Over an year has passed since the real estate law came into force, but not all states seem ready for it as they still have to set up regulatory authorities, experts said on Monday. “In places where states are ready, developers are not ready. For a large number of developers, RERA (the Real Estate (Regulation and Development) Act, 2016) meant filling up of forms, which are lengthy and cumbersome.
“With the new rules, developers will have to redesign their allotment letters, sales deed, brochures, advertisements and their cash-flow management to become RERA-ready,” said Madhya Pradesh RERA regulator Antony De Sa at a panel discussion here organised by realty portal MagicBricks.
The Real Estate Act came into force on May 1, 2016 promising more transparency to protect the rights of customers. States had to set up their regulatory authorities within an year (by April 30, 2017) and developers are supposed to register projects under the regulator within three months (by July 31, 2017).
MagicBricks Head, Content and Advisory E. Jayashree Kurup said that two months down the line, not every state had RERA regulators.

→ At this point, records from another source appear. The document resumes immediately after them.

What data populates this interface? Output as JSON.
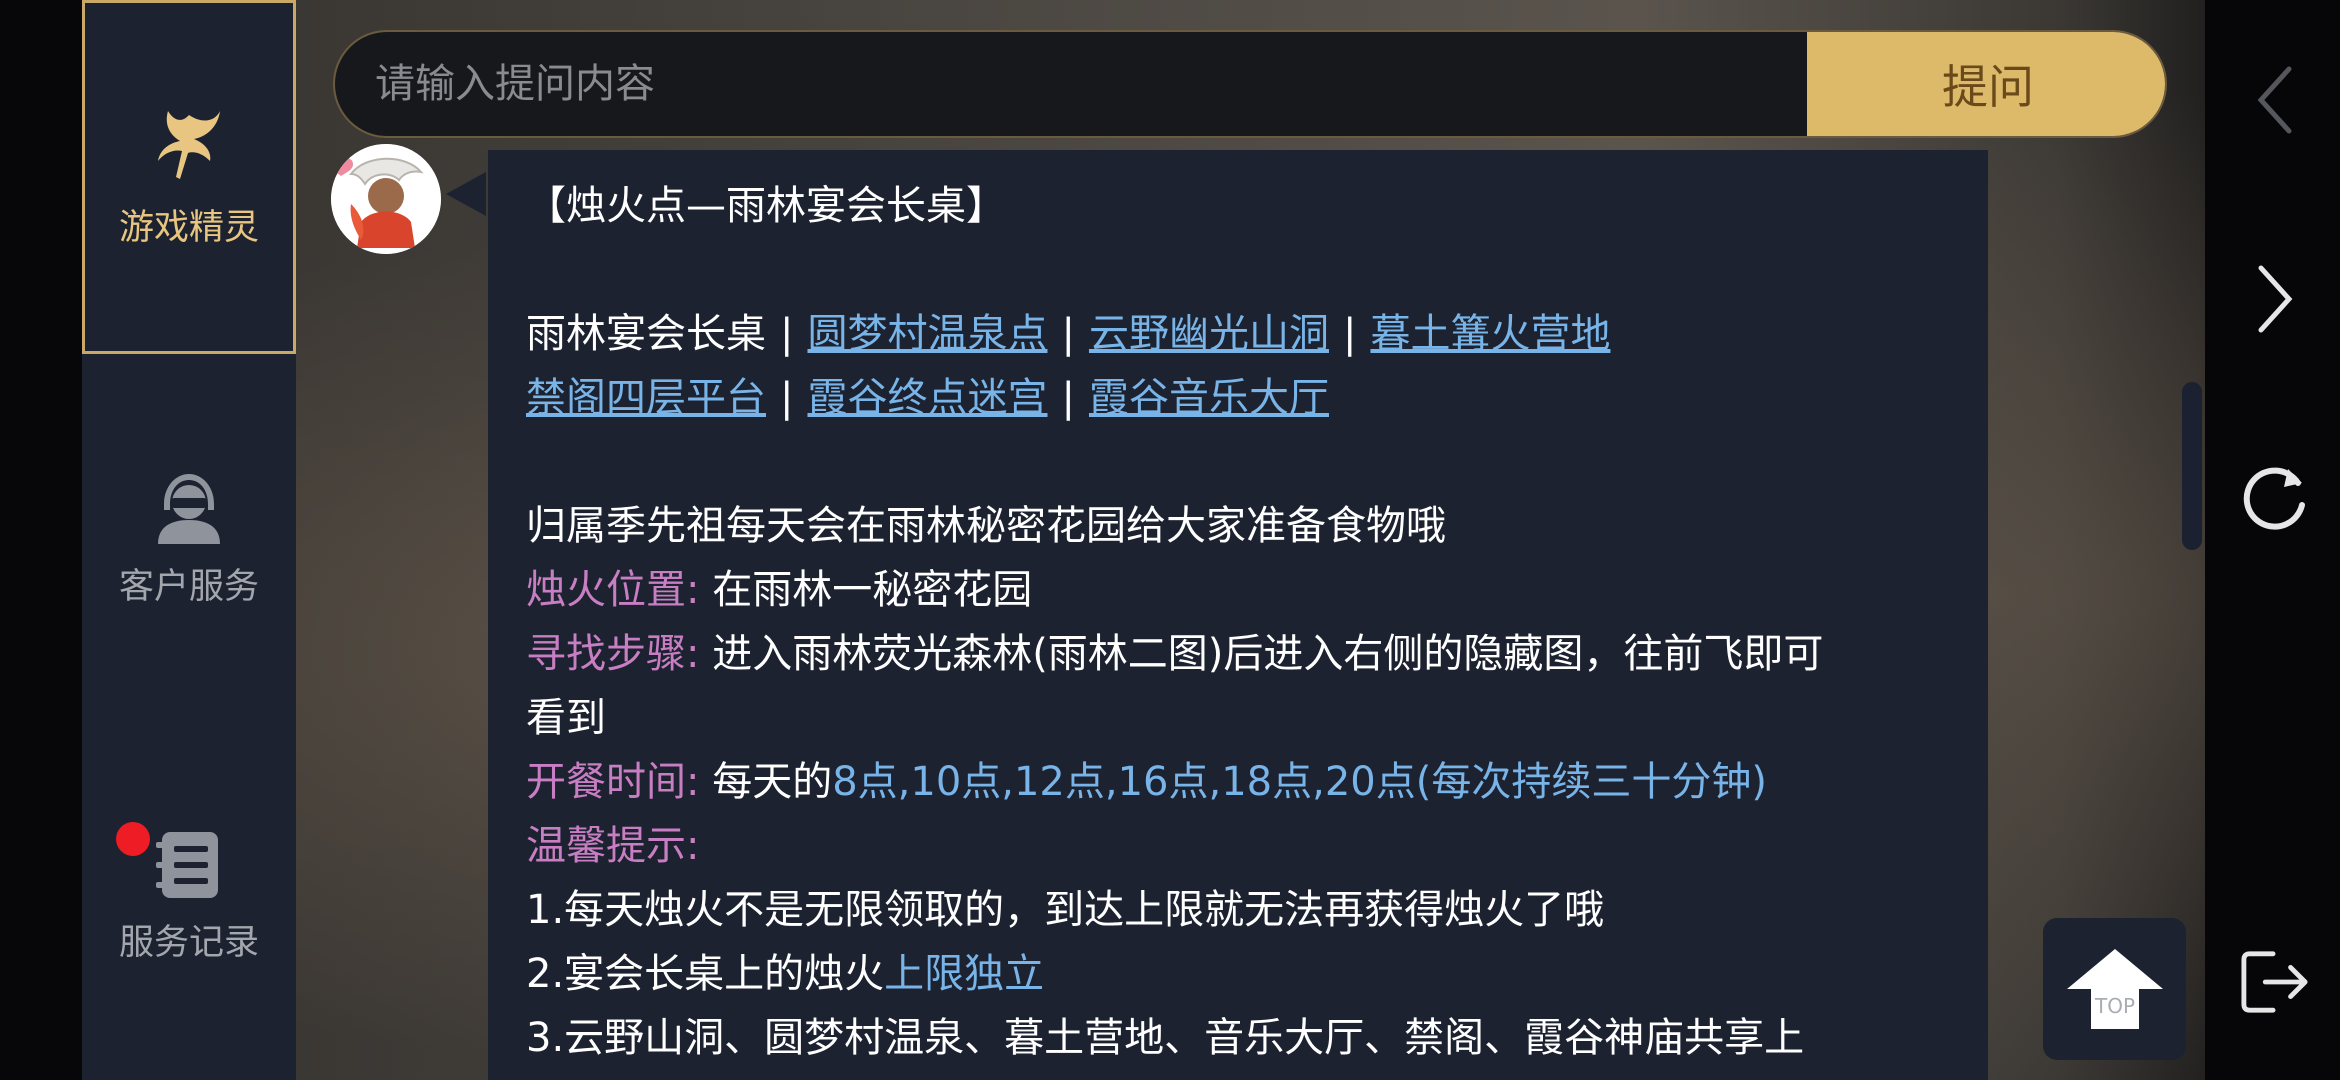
{
  "sidebar": {
    "tabs": [
      {
        "label": "游戏精灵",
        "icon": "fairy-icon",
        "active": true
      },
      {
        "label": "客户服务",
        "icon": "customer-service-icon",
        "active": false
      },
      {
        "label": "服务记录",
        "icon": "records-icon",
        "active": false,
        "badge": true
      }
    ]
  },
  "question": {
    "placeholder": "请输入提问内容",
    "value": "",
    "button_label": "提问"
  },
  "answer": {
    "title": "【烛火点—雨林宴会长桌】",
    "locations_line1": {
      "current": "雨林宴会长桌",
      "separator": "|",
      "links": [
        "圆梦村温泉点",
        "云野幽光山洞",
        "暮土篝火营地"
      ]
    },
    "locations_line2": {
      "links": [
        "禁阁四层平台",
        "霞谷终点迷宫",
        "霞谷音乐大厅"
      ]
    },
    "intro": "归属季先祖每天会在雨林秘密花园给大家准备食物哦",
    "position_label": "烛火位置:",
    "position_value": "在雨林一秘密花园",
    "steps_label": "寻找步骤:",
    "steps_value_line1": "进入雨林荧光森林(雨林二图)后进入右侧的隐藏图，往前飞即可",
    "steps_value_line2": "看到",
    "time_label": "开餐时间:",
    "time_prefix": "每天的",
    "time_value": "8点,10点,12点,16点,18点,20点(每次持续三十分钟)",
    "tips_label": "温馨提示:",
    "tip1": "1.每天烛火不是无限领取的，到达上限就无法再获得烛火了哦",
    "tip2_prefix": "2.宴会长桌上的烛火",
    "tip2_highlight": "上限独立",
    "tip3": "3.云野山洞、圆梦村温泉、暮土营地、音乐大厅、禁阁、霞谷神庙共享上"
  },
  "top_button": {
    "label": "TOP"
  },
  "nav": {
    "icons": [
      "back-icon",
      "forward-icon",
      "refresh-icon",
      "exit-icon"
    ]
  },
  "colors": {
    "accent_gold": "#ddb96a",
    "link_blue": "#78b4e8",
    "label_pink": "#c77ec2",
    "card_bg": "#1d2230",
    "badge_red": "#ee1c25"
  }
}
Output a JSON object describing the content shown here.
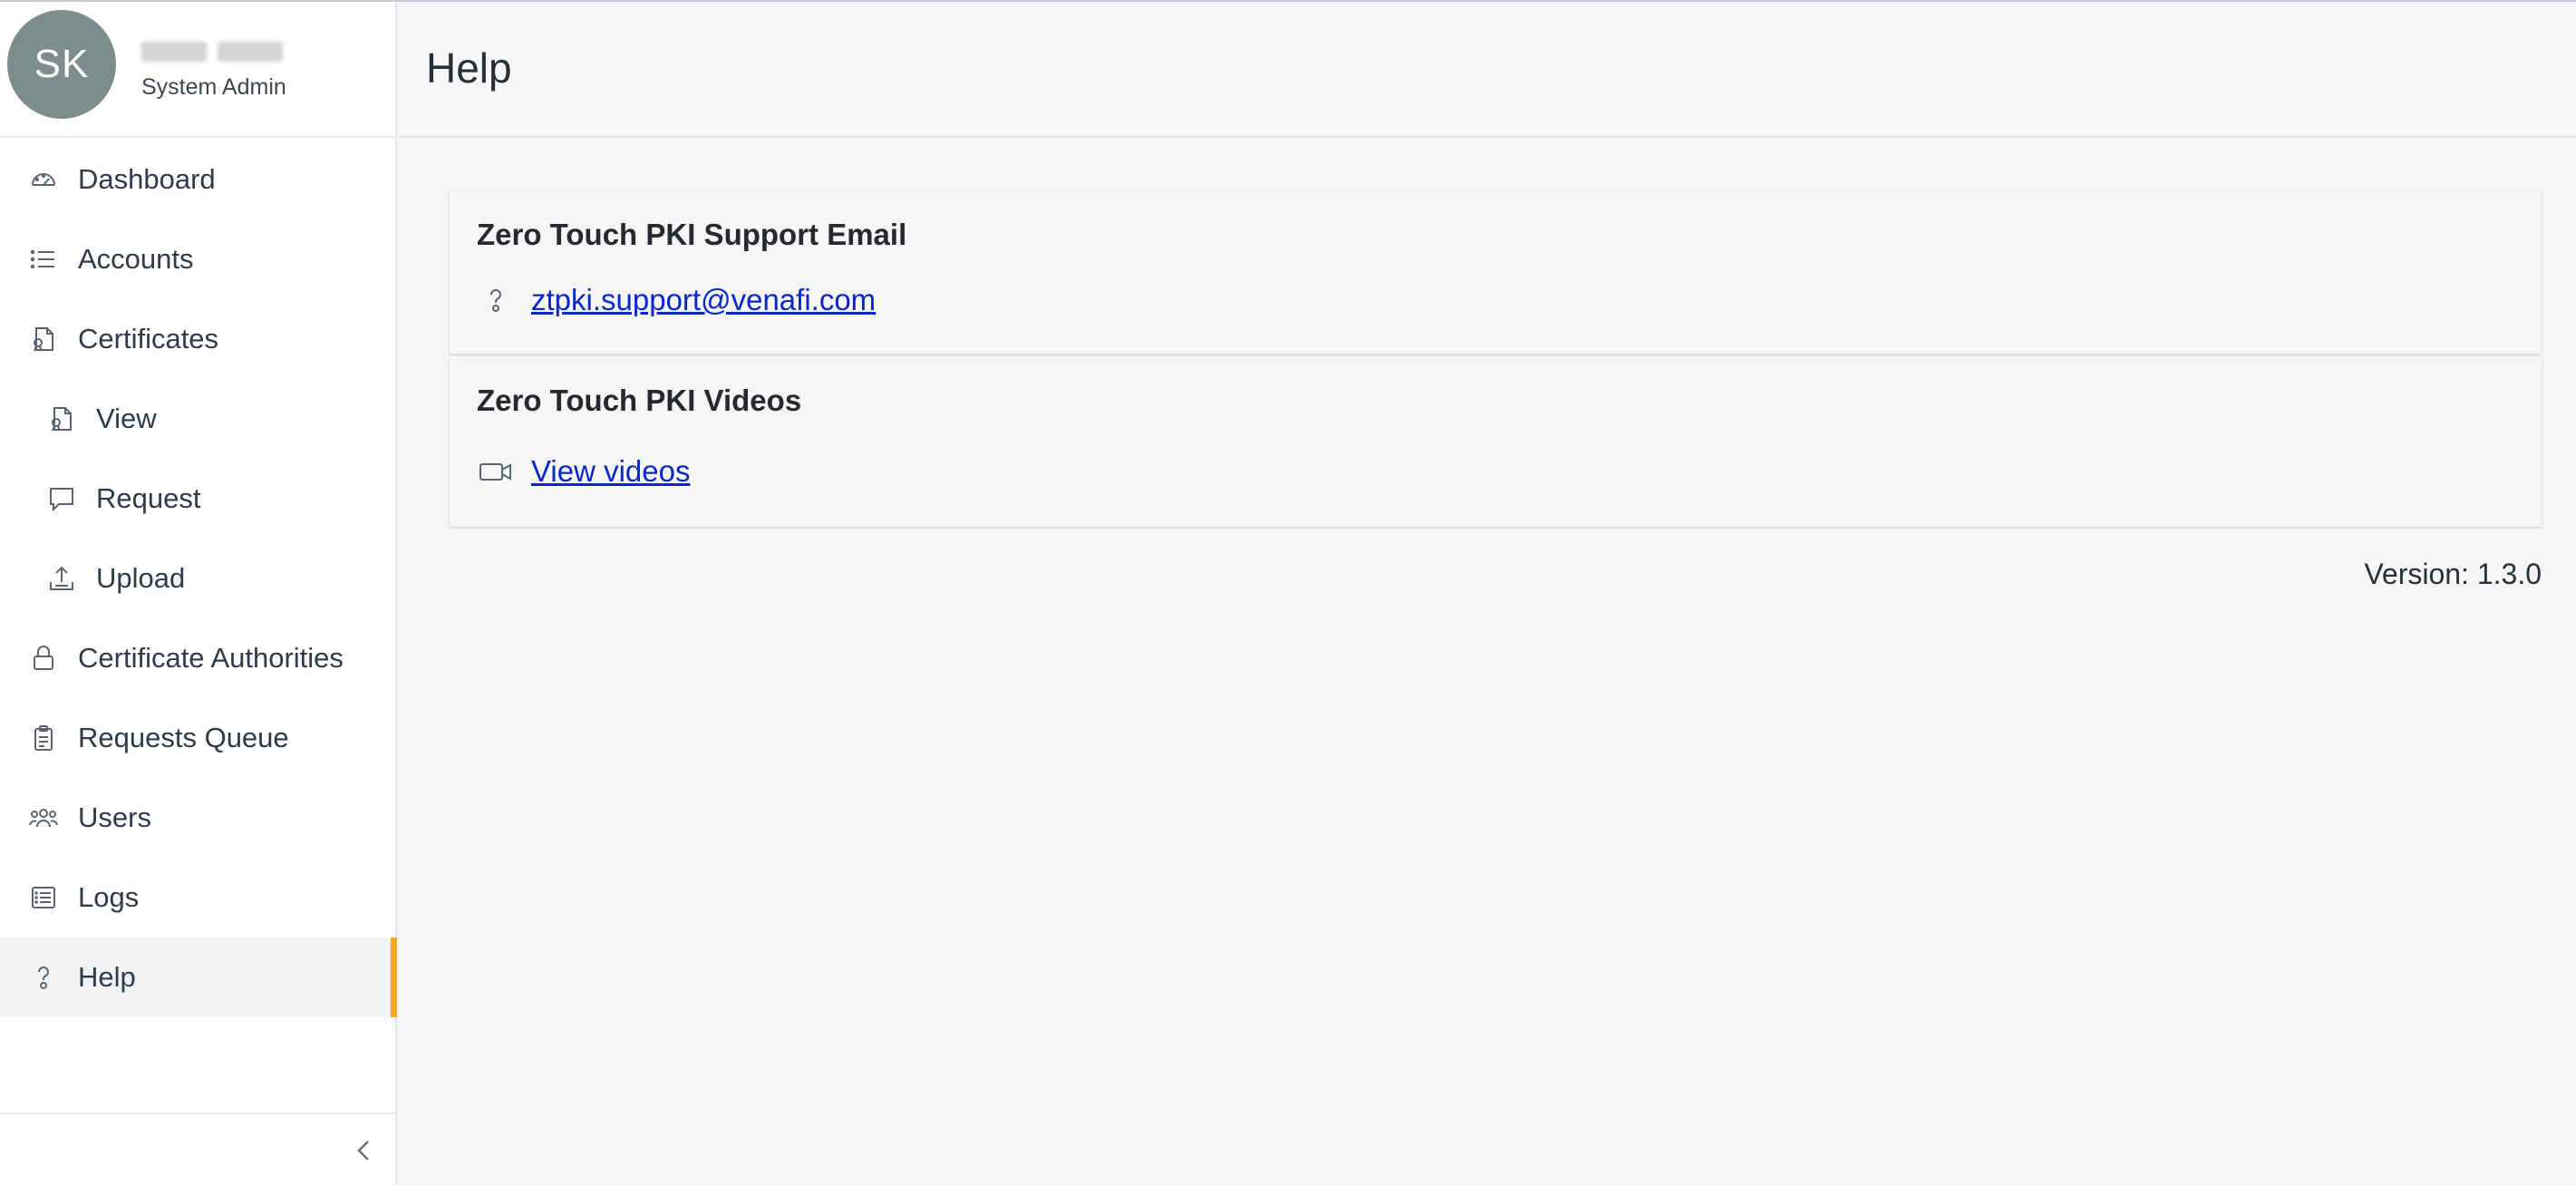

“As there are no regulators in many states, such states will have to take a lead. Active markets such as Chennai, Hyderabad and Bengaluru don’t have regulators. Foolproof enforcement is what we need. This can be achieved by laws, definitely, and regulators in plenty.
“With two months of implementation of the Real Estate Act, the number of registrations across states is still minimal. A lot needs to be done in this direction for a smooth transition,” she said.
Another problem is that a majority of developers have not understood the RERA requirements, say experts.
“Project registration with RERA requires a concentrated, meticulous effort over a three-four week period, balancing multiple considerations (cash flows, marketability, optimum FSI utilisation) etc. with respect to project phasing strategy, scrutiny and analysis of project data and documents for disclosure (sales, approvals, legal cases, financials and agreements),” said KPMG in India Partner and Head, Building, Construction and Real Estate Sector, Neeraj Bansal.
Continuing RERA compliance requires a significant shift in mindset towards a well-planned and organised project design and execution with customer as a focal point for all activity, he said.
National Real Estate Development Council (NAREDCO) Chairman and DLF Ltd CEO Rajeev Talwar said: “Naredco had been orgainsing paid-for services to guide developers on how to be RERA-ready. We need to change the mind set for RERA to kick in.”
Haryana RERA Executive Director Dilbag Singh Sihag said even though the state has not officially notified rules, developers are being registered after submitting an affidavit.
“In Haryana, more than 15 applications have been received, out of which eight registrations have been issued while others are in the pipeline which will be issued shortly.”
Khaitan and Co Partner Sudip Mullick said that all aspects of laws have been adequately covered under other Acts, including the Transfer of Property Act, Contract Act among others and so there was no need to have another law.
“India is among the top countries of the world with the highest per capita law. I don’t think we needed a new law. A regulator was needed which we have got in the form of RERA but by enlarging the scope of law, we have created a lot of confusion.”